Charlotte Hacking: See a Poet, Be a Poet

A visit from a poet can seem like a big investment for schools, particularly in the current financial climate. But, if done right, it can be a valuable learning experience for the children, engaging them in a love of reading as well as enhancing and extending ideas and enthusiasm for writing.

An opportunity to see and learn from professional poets is aspirational for children. It brings poetry to life, enabling them to see creativity and writing as a profession. Poets speaking about their work, reading or performing poems and leading writing workshops or exercises brings a greater level of depth to learning about authentic writing processes.

Matt Goodfellow with children from Swaffield Primary and Manor Leas Primary schools

To get the most out of a poet visit and to make it as successful as possible, here are a few top tips.

Before the visit:

  • Do your research first. Find out as much as possible about potential poets, considering how they might engage and appeal to your children. Many poets have audio or video resources on their websites. The Poet section of the CLPE website contains poet performances, and the Children’s Poetry Archive have a wide range of audio recordings, which will give you a good idea of what you might expect.
  • Make contact with your chosen poet to agree a timetable well in advance. It is important that this is a collaborative process, so that the visit is part of a planned programme of learning rather than being something of a ‘strange interruption’.
  • Communicate clearly with the poet, finding out what they offer and what a realistic programme might be. Will the visit be in person or virtual? Do they need any particular resources? Do they have any specific dietary or access requirements?
  • Be realistic about your expectations – you’d never expect a Year 6 teacher to teach every child in the school on the same day, so don’t expect this from a poet! Some poets may have a range of poems that work for children of all ages, but some might want to focus on a specific phase. Lean into where they feel they will make the most impact. A good model might be a whole school introduction, with the poet reading poems in an assembly, enabling every child to be able to feel part of the experience, followed by focussed work in classes where the poet’s work is most relevant.
  • Set the scene beforehand. Allow the children to get to know the poet through their website or any video or audio resources you can find, and read a few poems by them.
  • Consider including a book sale at the end of the school day where parents can take their children to buy books and have them signed as a memento, engaging a local bookseller to support with this.
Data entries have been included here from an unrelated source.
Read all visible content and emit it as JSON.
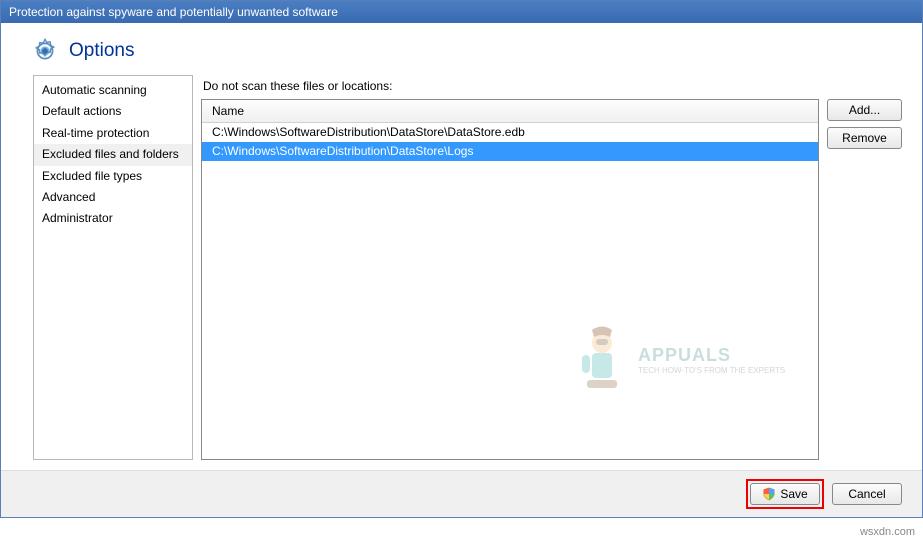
{
  "window": {
    "title": "Protection against spyware and potentially unwanted software"
  },
  "header": {
    "title": "Options"
  },
  "sidebar": {
    "items": [
      {
        "label": "Automatic scanning",
        "selected": false
      },
      {
        "label": "Default actions",
        "selected": false
      },
      {
        "label": "Real-time protection",
        "selected": false
      },
      {
        "label": "Excluded files and folders",
        "selected": true
      },
      {
        "label": "Excluded file types",
        "selected": false
      },
      {
        "label": "Advanced",
        "selected": false
      },
      {
        "label": "Administrator",
        "selected": false
      }
    ]
  },
  "main": {
    "section_label": "Do not scan these files or locations:",
    "column_header": "Name",
    "rows": [
      {
        "path": "C:\\Windows\\SoftwareDistribution\\DataStore\\DataStore.edb",
        "selected": false
      },
      {
        "path": "C:\\Windows\\SoftwareDistribution\\DataStore\\Logs",
        "selected": true
      }
    ]
  },
  "buttons": {
    "add": "Add...",
    "remove": "Remove",
    "save": "Save",
    "cancel": "Cancel"
  },
  "watermark": {
    "brand": "APPUALS",
    "tagline": "TECH HOW-TO'S FROM THE EXPERTS"
  },
  "credit": "wsxdn.com"
}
Some poets may wish to sell books themselves.
Matt Goodfellow with children from Swaffield Primary and Manor Leas Primary schools
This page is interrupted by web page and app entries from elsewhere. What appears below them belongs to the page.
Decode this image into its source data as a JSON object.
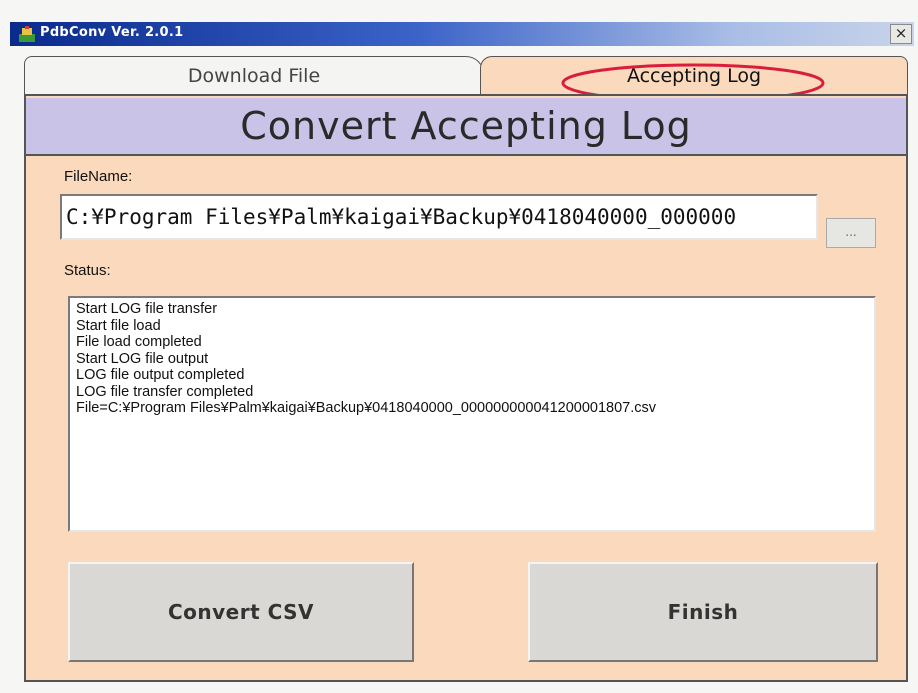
{
  "window": {
    "title": "PdbConv Ver. 2.0.1",
    "close_glyph": "×",
    "icon": "app-icon"
  },
  "tabs": [
    {
      "label": "Download File",
      "selected": false
    },
    {
      "label": "Accepting Log",
      "selected": true,
      "highlighted": true
    }
  ],
  "panel": {
    "header": "Convert Accepting Log",
    "filename_label": "FileName:",
    "filename_value": "C:¥Program Files¥Palm¥kaigai¥Backup¥0418040000_000000",
    "browse_label": "...",
    "status_label": "Status:",
    "status_lines": [
      "Start LOG file transfer",
      "Start file load",
      "File load completed",
      "Start LOG file output",
      "LOG file output completed",
      "LOG file transfer completed",
      "File=C:¥Program Files¥Palm¥kaigai¥Backup¥0418040000_000000000041200001807.csv"
    ]
  },
  "buttons": {
    "convert_label": "Convert CSV",
    "finish_label": "Finish"
  },
  "colors": {
    "panel_bg": "#fbd9bc",
    "header_band": "#c9c3e8",
    "highlight_ellipse": "#d81e3c",
    "titlebar_start": "#0a2a8c"
  }
}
On the day:

  • Share a photo of the poet with all the staff and children – including school office staff – letting them know they are coming and making sure they are ready to welcome them.
  • Ensure resources, including technological requirements for a virtual visit, are ready and available.
  • If the poet comes in person, make sure they are welcomed, know where facilities are, and are shown to a space where they can make themselves comfortable and where they can get water, tea or coffee.
  • Don’t fill every available break with additional activities like pupil interviews or book signings; it is important that adequate breaks and lunch are provided.
  • Ensure activities run to schedule so the day doesn’t become too long for the poet, especially if a signing is included. Attaching post it notes to books with names for dedications will help to speed things up.


  • Send a thank you card, letter or email to the poet.
  • Make sure the poet is paid promptly – it’s important to realise that visits are often a poet’s main source of income.
  • Create a central display with the poet’s books, alongside photographs and work from the visit.
  • Share the event on your website, in your newsletter, or in local press, helping to raise the profile of poetry in the school and wider community.
  • Follow up and extend the work done in your English lessons. The poetry plans on CLPE’s website can be used direct or drawn upon to support schools’ own plans. This gives the visit added purpose and allows the flame of excitement on the visit day to burn for longer.
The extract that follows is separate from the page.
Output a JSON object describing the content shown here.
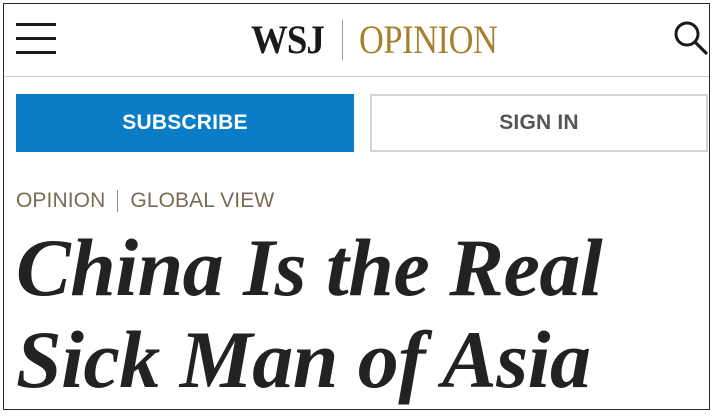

As poet Matt Goodfellow reflects, “Poetry is an area that teachers and children often lack confidence in. A visit shows poets are real life people, and can show a different side to writing, facilitating creativity outside of the usual constraints of the curriculum. It’s often the children who are usually reluctant to engage in literacy that shine and their teachers see a side of them that’s not been seen before. They feel free to discuss their thoughts, feelings and ideas using their own words; they’re often the natural born poets.”

Charlotte Hacking

Charlotte Hacking is the Learning and Programme Director at the Centre for Literacy in Primary (CLPE) Education and a judge on the CLPE Poetry Award, the CLiPPA. This year, the CLPE are working with Macmillan to celebrate 30 Years of Macmillan Children’s Poetry. This includes conducting the Big Amazing Poetry Survey, to gain a picture of poetry practice and provision in primary schools. Primary teachers can fill in the survey and contribute to this important research between 16th January and 6th February 2023.